This book by three academics associated with George Fox Evangelical Seminary attempts to involve evangelicals in dialogue about the environment. In recent years, debates over other social issues have largely kept theologically conservative evangelicals from engaging in discussion of environmental ethics. Due to a politicization of the topic, environmentalism has become an unhelpfully divisive issue in the church. As such, a thorough evangelical environmental theology would be a welcome contribution to the discussion. Unfortunately, this text does not meet that need.
This book has the key components for an introductory text on an ecologically friendly theology. It is divided into four parts. In Part I, after overviewing the structure of the book in their introduction, the authors outline a basic theological method, which includes listening to God’s general and special revelation. The study of general revelation includes their detailed presentation of environmental data and projections that offer a picture of a creation that is distressed. In Part II, the authors present historical and theological approaches to an ecologically sensitive theology. They do this by selectively overviewing attitudes toward the creation from church history using an admittedly revisionist method (p. 69) and by presenting major doctrines such as Christology, pneumatology, anthropology and soteriology reinterpreted along ecological lines. Part III offers recommendations for putting their proposed ecotheology into practice. Their suggestions include such things as eating less meat, reducing consumption of goods, and incorporating “green” elements for the Lord’s Supper that are certified as both fair trade and ecologically sourced. Part IV concludes the volume with a single chapter that functions as an epilogue, encouraging an attitude of hope and active participation in solving ecological problems despite their enormity.
As a whole, Introducing Evangelical Ecotheology presents a comprehensive case for living an ecologically friendly lifestyle. The authors’ conclusions about necessary human response, given the popularly accepted interpretations of climate data, are consistent with those found in non-religious environmental ethics texts. Their theological method will resonate strongly with many Christians, particularly with younger Christians who are seeking to reconcile their concern with the environment with their adherence to the Christian faith.

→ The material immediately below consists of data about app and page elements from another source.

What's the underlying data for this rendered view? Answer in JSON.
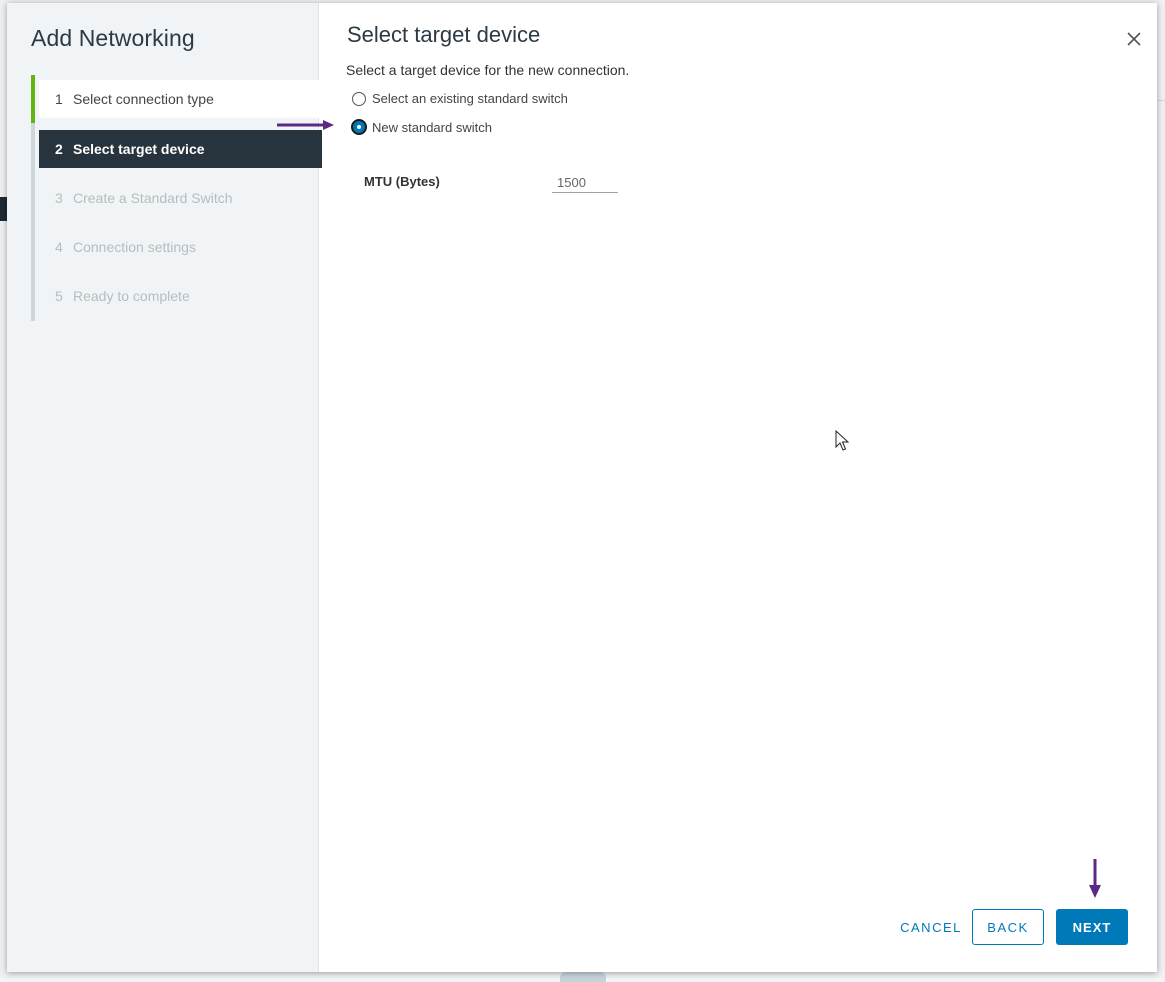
{
  "dialog": {
    "title": "Add Networking",
    "steps": [
      {
        "num": "1",
        "label": "Select connection type",
        "state": "completed"
      },
      {
        "num": "2",
        "label": "Select target device",
        "state": "active"
      },
      {
        "num": "3",
        "label": "Create a Standard Switch",
        "state": "pending"
      },
      {
        "num": "4",
        "label": "Connection settings",
        "state": "pending"
      },
      {
        "num": "5",
        "label": "Ready to complete",
        "state": "pending"
      }
    ]
  },
  "page": {
    "title": "Select target device",
    "subtitle": "Select a target device for the new connection.",
    "options": [
      {
        "label": "Select an existing standard switch",
        "selected": false
      },
      {
        "label": "New standard switch",
        "selected": true
      }
    ],
    "mtu": {
      "label": "MTU (Bytes)",
      "value": "1500"
    }
  },
  "footer": {
    "cancel_label": "CANCEL",
    "back_label": "BACK",
    "next_label": "NEXT"
  },
  "icons": {
    "close": "close-icon",
    "annotation_arrow": "arrow-icon",
    "cursor": "mouse-cursor-icon"
  },
  "colors": {
    "primary": "#0079b8",
    "active_step_bg": "#27343d",
    "completed_accent": "#60b515",
    "annotation_arrow": "#5b2a86"
  }
}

The problem with this text is that it presents a questionable theological method as consistent with evangelicalism. The authors claim their approach is evangelical based on a brief citation of David Bebbington’s famous evangelical quadrilateral: conversionism, activism, biblicism, and crucicentrism (p. 5). A closer examination of Bebbington’s categories and ecotheology reveal a significant distance between the two, particularly in the category of biblicism.
Ecotheology is not merely a term that refers to theology that affirms the goodness of creation and seeks to properly care for it; it is a technical term for a form of liberation theology that seeks to radically reinterpret both historical Christian theologies and the text of Scripture with an explicit bias. Proponents of ecotheology cited authoritatively in this text, such as David Horrell, are open advocates for a hermeneutics of suspicion and radical reconstruction of theology using environmentalism as the doctrinal key. Based on their suspicion toward Scripture, it is not surprising the authors eschew gendered language when referencing God (p. 21). The “biblicism” of this supposedly evangelical ecotheology disregards the text of the Bible, which uses masculine pronouns to describe God. Instead of taking the Bible as it presents itself, the authors attempt to “embrace the Bible for its revelation of salvation and justice” while they “resist applying it through a model that views interpretation as timeless and transcultural” (p. 21). In effect, they are subordinating Scripture to contemporary cultural standards.
In general, the text presents an approach to theology that will seem palatable to many evangelical Christians. Affirmations of “praxis” (pp. 7, 14, 19) and assertions of an “interconnection between ecology and liberation theology” (p. 93) occasionally come to the surface. However, the failure to define these loaded theological terms brings into question the introductory nature of this volume. This is a more subtle presentation of a questionable liberation theology than most from the ecotheological tradition, but it is no less distant from a robust evangelical theology. Largely absent from the sources of this volume are self-identifying evangelicals, with only a handful of such scholars cited for illustrative purposes (e.g. Douglas Moo). The substance of the arguments is supported by academics like Rosemary Radford Reuther, Sallie McFague, and Leonardo Boff—scholars who are openly skeptical, if not hostile, to the content of Scripture and traditionally orthodox Christian theology. Though Brunner, Butler, and Swoboda present their skepticism in more muted tones, it is no less evident, which makes this an evangelical text only by stretching the usual definitions beyond recognition.
Introducing Evangelical Ecotheology adds little to the discussion of environmental ethics. Were the theological content removed it would offer a standard, non-religious apology for green living. The significance of this book is that it represents an attempt to recommend a version of liberation theology as a viable evangelical option. The chief importance of the volume is as a sign of the times; it marks a move to obfuscate theological dialogue. This volume will provide little help to evangelicals seeking to live an appropriately ecological lifestyle and thus there is little reason to commend it to readers.